The Ghosts of Virginia Volume IV

By L. B. Taylor, Jr.


L. B. Taylor Jr., Williamsburg, VA, 1998, 468 pp., paper, $15.95.


Reviewed by Douglas Chapman

L. B. Taylor, Jr. has quite a thing going with ghosts. Not only has he put together many volumes on haunting occurrences in various areas of Virginia, his book Haunted Houses was published by the major publishing house Simon and Schuster. The Ghosts of Williamsburg even provided the basis for a ghost tour at night there.

The present work is his fourth book on ghosts statewide. In the Author's Note, Taylor comments that whenever he believes he has exhausted the available material, he is proven to be in error.

Virginia, one of the early colonies, has as much history behind it as any part of America, and many of its homes are left over from the old days. What is inside these and other houses has meaning too. In this volume, there is an entire section on clocks that strike death.

One from circa 1937 tells of a clock that had not been working but which started up only to strike five times and stop again. The young woman who had been babysitting heard the sound and fled the house. She was soon notified that her brother and five other people had been in a car when a train hit it. Her brother survived, but the other five died. For the rest of her life, she was afraid of the clock. For whom doth the bell toll, indeed?

Visuals can be unnerving too. If one enjoys photos that seem to show ghosts, the chapter entitled Virginia's Angelic Photographer will surely fascinate. As in Volume Three, the photographs of Francine Rosenberg of Alexandria come in for discussion. The best of those reproduced here is an apparitional image taken at Gunston Hall in northern Virginia.

Rosenberg apparently gets on film the same bell-shaped images -- which she takes to be angels -- no matter what camera she uses. No one she has talked to has been entirely able to explain them, she claims. There is an interesting photographic close-up of her own eyes, with the bell shapes visible in her pupils.

While this is weird, if likely explainable, one of the stranger things in the volume is non-ghostly: the Tombstone House of Petersburg. In 1934, the bottom portions of some tombstones were taken from graves at Poplar Grove National Cemetery, facilitating maintenance. In 1935, Charles O'Hara used these discards in the construction of his house. Regrettably or not, no ghostly phenomena have been reported in the abode, even though its creation may have involved the desecration of graves.

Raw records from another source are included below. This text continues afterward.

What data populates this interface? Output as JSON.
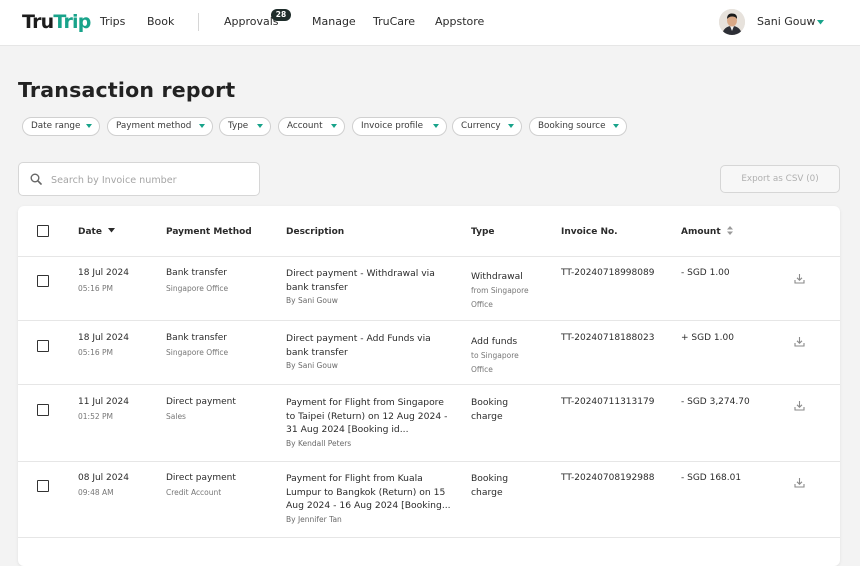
{
  "brand": {
    "part1": "Tru",
    "part2": "Trip"
  },
  "nav": {
    "trips": "Trips",
    "book": "Book",
    "approvals": "Approvals",
    "approvals_badge": "28",
    "manage": "Manage",
    "trucare": "TruCare",
    "appstore": "Appstore"
  },
  "user": {
    "name": "Sani Gouw"
  },
  "page": {
    "title": "Transaction report"
  },
  "filters": [
    "Date range",
    "Payment method",
    "Type",
    "Account",
    "Invoice profile",
    "Currency",
    "Booking source"
  ],
  "search": {
    "placeholder": "Search by Invoice number"
  },
  "export": {
    "label": "Export as CSV (0)"
  },
  "table": {
    "headers": {
      "date": "Date",
      "payment_method": "Payment Method",
      "description": "Description",
      "type": "Type",
      "invoice": "Invoice No.",
      "amount": "Amount"
    },
    "rows": [
      {
        "date": "18 Jul 2024",
        "time": "05:16 PM",
        "method": "Bank transfer",
        "account": "Singapore Office",
        "desc1": "Direct payment - Withdrawal via",
        "desc2": "bank transfer",
        "desc3": "",
        "by": "By Sani Gouw",
        "type": "Withdrawal",
        "type2": "",
        "type_sub1": "from Singapore",
        "type_sub2": "Office",
        "invoice": "TT-20240718998089",
        "amount": "- SGD 1.00"
      },
      {
        "date": "18 Jul 2024",
        "time": "05:16 PM",
        "method": "Bank transfer",
        "account": "Singapore Office",
        "desc1": "Direct payment - Add Funds via",
        "desc2": "bank transfer",
        "desc3": "",
        "by": "By Sani Gouw",
        "type": "Add funds",
        "type2": "",
        "type_sub1": "to Singapore",
        "type_sub2": "Office",
        "invoice": "TT-20240718188023",
        "amount": "+ SGD 1.00"
      },
      {
        "date": "11 Jul 2024",
        "time": "01:52 PM",
        "method": "Direct payment",
        "account": "Sales",
        "desc1": "Payment for Flight from Singapore",
        "desc2": "to Taipei (Return) on 12 Aug 2024 -",
        "desc3": "31 Aug 2024 [Booking id...",
        "by": "By Kendall Peters",
        "type": "Booking",
        "type2": "charge",
        "type_sub1": "",
        "type_sub2": "",
        "invoice": "TT-20240711313179",
        "amount": "- SGD 3,274.70"
      },
      {
        "date": "08 Jul 2024",
        "time": "09:48 AM",
        "method": "Direct payment",
        "account": "Credit Account",
        "desc1": "Payment for Flight from Kuala",
        "desc2": "Lumpur to Bangkok (Return) on 15",
        "desc3": "Aug 2024 - 16 Aug 2024 [Booking...",
        "by": "By Jennifer Tan",
        "type": "Booking",
        "type2": "charge",
        "type_sub1": "",
        "type_sub2": "",
        "invoice": "TT-20240708192988",
        "amount": "- SGD 168.01"
      }
    ]
  }
}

But the spooky and psychic predominate the book, including in such items as The Librarian Who Will Not Leave, Revelations of Psychic Dreams, The Man Who Outdrank the Devil, and The Spectral Return(s) of James Monroe.

Since this well-done series continues to grow at a healthy rate, one would not be too surprised to discover that Virginia now has more ghosts than people.